Times there are with us, when we cannot word In a masterly paper on “ The Wealth of The prayers which mount from the perturbed heart Life," we come upon the following :
Up to God's throne. Are, then, such prayers unheard?
We are like Hannah when her lips were stirred, “ Annually, when the ice breaks up in Russia,
The while no sound escaped. The inward smart the Czar goes in state to drink of the River Was witnessed in their tremor. Yet, white-stoled, Neva, and having drunk, it was long the Her heart's desire stood after in the fane, custom for the Czar to return the cup to his
Which was the world's sure wonder. Awed, yet bold,
Let us bow silent heads, nor think that vain, attendants full of gold; but year by year E'en though the agony remain untold. it became so much larger that at length a God needeth not for praise cathedral strain ; stipulated sum was paid instead of the old Nor reckoneth He our thanks by gifts of gold. largesse.

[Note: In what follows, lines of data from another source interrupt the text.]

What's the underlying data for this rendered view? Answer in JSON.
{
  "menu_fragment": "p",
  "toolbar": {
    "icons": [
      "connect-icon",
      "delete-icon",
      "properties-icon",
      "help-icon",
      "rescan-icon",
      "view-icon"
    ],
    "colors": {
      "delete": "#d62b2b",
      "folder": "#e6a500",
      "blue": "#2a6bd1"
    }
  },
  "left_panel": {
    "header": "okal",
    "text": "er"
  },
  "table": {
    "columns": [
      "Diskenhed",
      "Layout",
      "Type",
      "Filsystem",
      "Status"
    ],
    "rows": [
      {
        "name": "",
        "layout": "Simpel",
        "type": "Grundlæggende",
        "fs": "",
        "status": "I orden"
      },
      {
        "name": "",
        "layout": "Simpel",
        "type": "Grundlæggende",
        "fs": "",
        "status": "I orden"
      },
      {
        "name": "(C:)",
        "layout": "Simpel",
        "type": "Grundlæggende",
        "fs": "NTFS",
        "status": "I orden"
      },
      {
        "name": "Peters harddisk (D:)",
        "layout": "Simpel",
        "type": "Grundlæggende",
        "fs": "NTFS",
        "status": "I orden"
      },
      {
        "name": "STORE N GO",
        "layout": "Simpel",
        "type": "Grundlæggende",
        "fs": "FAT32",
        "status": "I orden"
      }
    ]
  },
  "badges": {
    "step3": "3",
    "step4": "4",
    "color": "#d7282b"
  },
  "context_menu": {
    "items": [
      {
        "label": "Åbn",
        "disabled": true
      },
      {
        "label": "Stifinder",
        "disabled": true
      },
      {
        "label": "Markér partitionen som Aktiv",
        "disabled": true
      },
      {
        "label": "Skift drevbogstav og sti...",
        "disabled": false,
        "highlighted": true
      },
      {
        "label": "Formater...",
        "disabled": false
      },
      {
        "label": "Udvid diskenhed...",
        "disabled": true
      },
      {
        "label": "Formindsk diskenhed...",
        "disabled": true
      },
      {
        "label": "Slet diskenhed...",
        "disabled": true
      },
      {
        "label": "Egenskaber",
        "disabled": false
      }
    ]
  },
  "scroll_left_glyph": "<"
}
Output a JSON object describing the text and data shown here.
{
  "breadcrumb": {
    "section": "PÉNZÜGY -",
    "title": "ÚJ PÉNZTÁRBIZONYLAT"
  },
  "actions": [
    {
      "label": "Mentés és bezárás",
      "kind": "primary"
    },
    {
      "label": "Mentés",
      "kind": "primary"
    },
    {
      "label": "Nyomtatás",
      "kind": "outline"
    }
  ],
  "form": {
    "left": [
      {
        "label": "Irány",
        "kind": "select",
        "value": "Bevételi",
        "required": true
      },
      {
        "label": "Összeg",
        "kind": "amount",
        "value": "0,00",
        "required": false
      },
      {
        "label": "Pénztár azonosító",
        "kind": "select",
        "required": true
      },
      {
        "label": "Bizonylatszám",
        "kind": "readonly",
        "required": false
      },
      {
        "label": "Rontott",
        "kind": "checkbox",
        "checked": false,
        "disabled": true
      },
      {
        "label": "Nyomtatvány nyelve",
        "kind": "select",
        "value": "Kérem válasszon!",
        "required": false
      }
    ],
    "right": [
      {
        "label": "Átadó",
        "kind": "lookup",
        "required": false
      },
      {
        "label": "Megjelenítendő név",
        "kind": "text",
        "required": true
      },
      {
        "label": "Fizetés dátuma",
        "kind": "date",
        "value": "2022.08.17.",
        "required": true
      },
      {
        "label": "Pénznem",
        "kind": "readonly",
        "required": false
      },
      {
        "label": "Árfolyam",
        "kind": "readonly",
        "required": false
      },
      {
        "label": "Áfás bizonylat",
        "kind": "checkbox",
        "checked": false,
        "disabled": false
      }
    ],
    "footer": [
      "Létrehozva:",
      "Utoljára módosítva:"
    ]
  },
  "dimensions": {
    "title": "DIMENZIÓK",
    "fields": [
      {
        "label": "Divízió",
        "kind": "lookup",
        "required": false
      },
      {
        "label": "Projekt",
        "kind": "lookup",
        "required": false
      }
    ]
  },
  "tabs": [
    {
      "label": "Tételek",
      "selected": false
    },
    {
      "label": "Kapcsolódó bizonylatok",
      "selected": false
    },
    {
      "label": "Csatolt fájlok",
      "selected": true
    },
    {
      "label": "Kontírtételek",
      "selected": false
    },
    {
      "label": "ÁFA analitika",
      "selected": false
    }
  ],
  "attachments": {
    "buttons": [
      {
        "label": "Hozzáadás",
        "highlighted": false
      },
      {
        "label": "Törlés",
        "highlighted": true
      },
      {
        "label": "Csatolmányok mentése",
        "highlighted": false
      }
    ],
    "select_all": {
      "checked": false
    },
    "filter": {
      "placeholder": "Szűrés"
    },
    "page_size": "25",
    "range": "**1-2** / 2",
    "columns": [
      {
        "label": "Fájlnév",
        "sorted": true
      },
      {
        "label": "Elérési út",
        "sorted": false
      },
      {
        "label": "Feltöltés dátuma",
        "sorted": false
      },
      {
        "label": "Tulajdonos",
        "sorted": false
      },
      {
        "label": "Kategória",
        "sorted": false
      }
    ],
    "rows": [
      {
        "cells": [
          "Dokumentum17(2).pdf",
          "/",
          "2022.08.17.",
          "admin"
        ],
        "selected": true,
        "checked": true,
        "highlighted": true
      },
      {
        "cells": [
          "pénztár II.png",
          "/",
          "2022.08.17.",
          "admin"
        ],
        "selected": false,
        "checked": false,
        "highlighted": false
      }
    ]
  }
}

But however large the vessel we
The songless bird, if loving, God doth love
Not more His lark's loud-singing than His dove. bring to God, and however much it increases in capacity with the discipline of years, God shall make it to overflow with that peace and A POCKET EDITION of the PARALLEL NEW love, and love and joy, which is better than TESTAMENT has just been published by the rubies and much fine gold.” Mistaken Signs Oxford University Press, at ls. 6d. It gives is published by T. Woolmer, 66, Paternoster Row. the Revised and Authorised Versions side by
side, and few things are more interesting than From Kegan Paul, Trench and Co., No. to follow down the column, and to see at a 1, Paternoster Square, comes Cædmon's Vision, glance where the wise men of to-day have and other Poems, by Sarson J. Ingham. improved upon the translation of two hundred This writer, whose superior talent is familiar years ago. An edition of the OXFORD BIBLE to the readers of GOLDEN HOURS, and who has FOR TEACHERS has now been prepared with the made a name for herself in the walks of two Versions arranged in this manner, and it literature, shows her customary cunning in this forms the most complete repository for the choice selection of poems from her own pen. teacher that can be imagined.

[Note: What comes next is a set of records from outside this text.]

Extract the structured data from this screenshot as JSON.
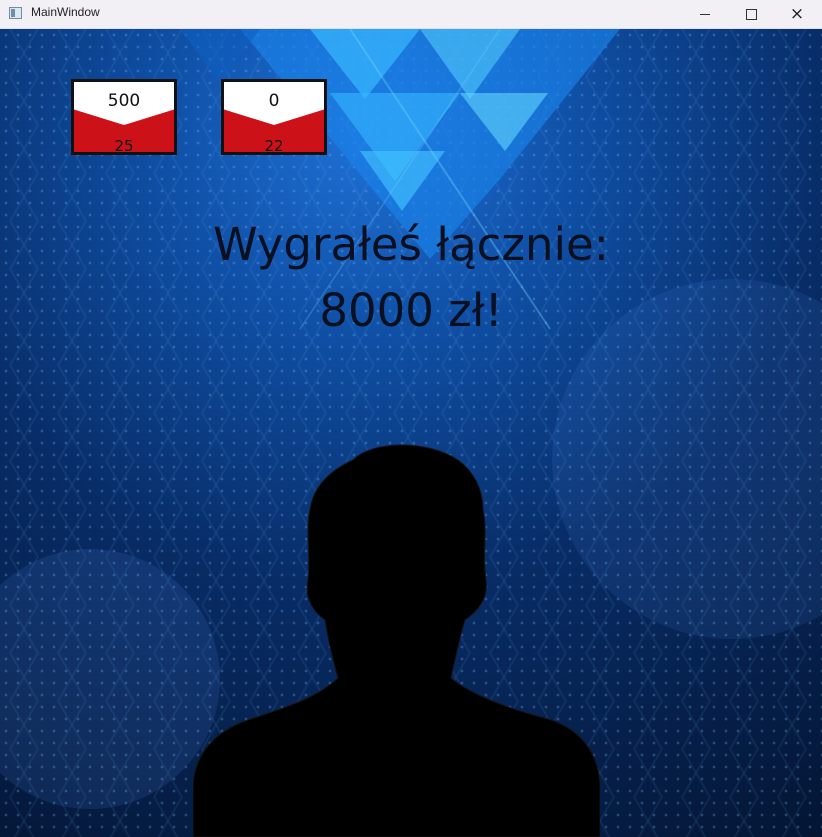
{
  "window": {
    "title": "MainWindow"
  },
  "envelopes": [
    {
      "top_value": "500",
      "bottom_value": "25"
    },
    {
      "top_value": "0",
      "bottom_value": "22"
    }
  ],
  "result": {
    "line1": "Wygrałeś łącznie:",
    "line2": "8000 zł!"
  },
  "colors": {
    "envelope_red": "#cc1218",
    "envelope_white": "#ffffff",
    "background_blue": "#0f4fa5"
  },
  "icons": {
    "app": "window-icon",
    "minimize": "minimize-icon",
    "maximize": "maximize-icon",
    "close": "close-icon"
  }
}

INTELLIGENCE IN ANIMALS. About twelve THE THICKNESS OF A Hair.—The microscope years since, when I was living at Richmond, I had shows the variation in the thickness of human a fine black retriever. She was an exceedingly hair from the 1-250th to the 1-600th part of an docile, tractable animal with people, but always inch ; but, notwithstanding such fineness, it is a shunned animals, even those of her own species. massive cable in comparison with some other One day, walking with her through the streets of fibres. Thus the thread of the silkworm is many the town, she was persecuted by a large, coarse, times finer, being from the 1-1700th to the ill-bred, bull-dog ; she snapped at him several 1-2000th of an inch. This, however, is nothing times. Presently I turned down to the water-side; to the slenderness of the spider's thread, which to my surprise, here she began playing with the has been found in some instances to be no more dog, and soon after she gambolled about in shallow than 1-30,000th of an inch in diameter. The water with him, occasionally swimming. All at fibres yielded by the vegetable kingdom are also once he got out of his depth, and, to my astonish of astonishing minuteness. Thus every fibre of ment and dismay, she got him by the nape of the flax is found to be composed of a bundle of other neck and kept his head under water. I shouted fibrils which are about 1-2500th of an inch in " Down, Prin, down!” but of this she took no diameter. Similar fibres obtained from the pinenotice, until she had almost suffocated him ; then apple plant have been ascertained to be no more than she let him go, and he dragged himself out of the 1-5000th or even 1-7000th of an inch in diameter. water, and slunk away with his tail between his A Milliox YEARS.-Here is one way of conlegs, and went his way, a sadder, and I hope a veying to the mind some idea of what a million of wiser dog.–J. Browning.
years really is. Take a narrow strip of paper, an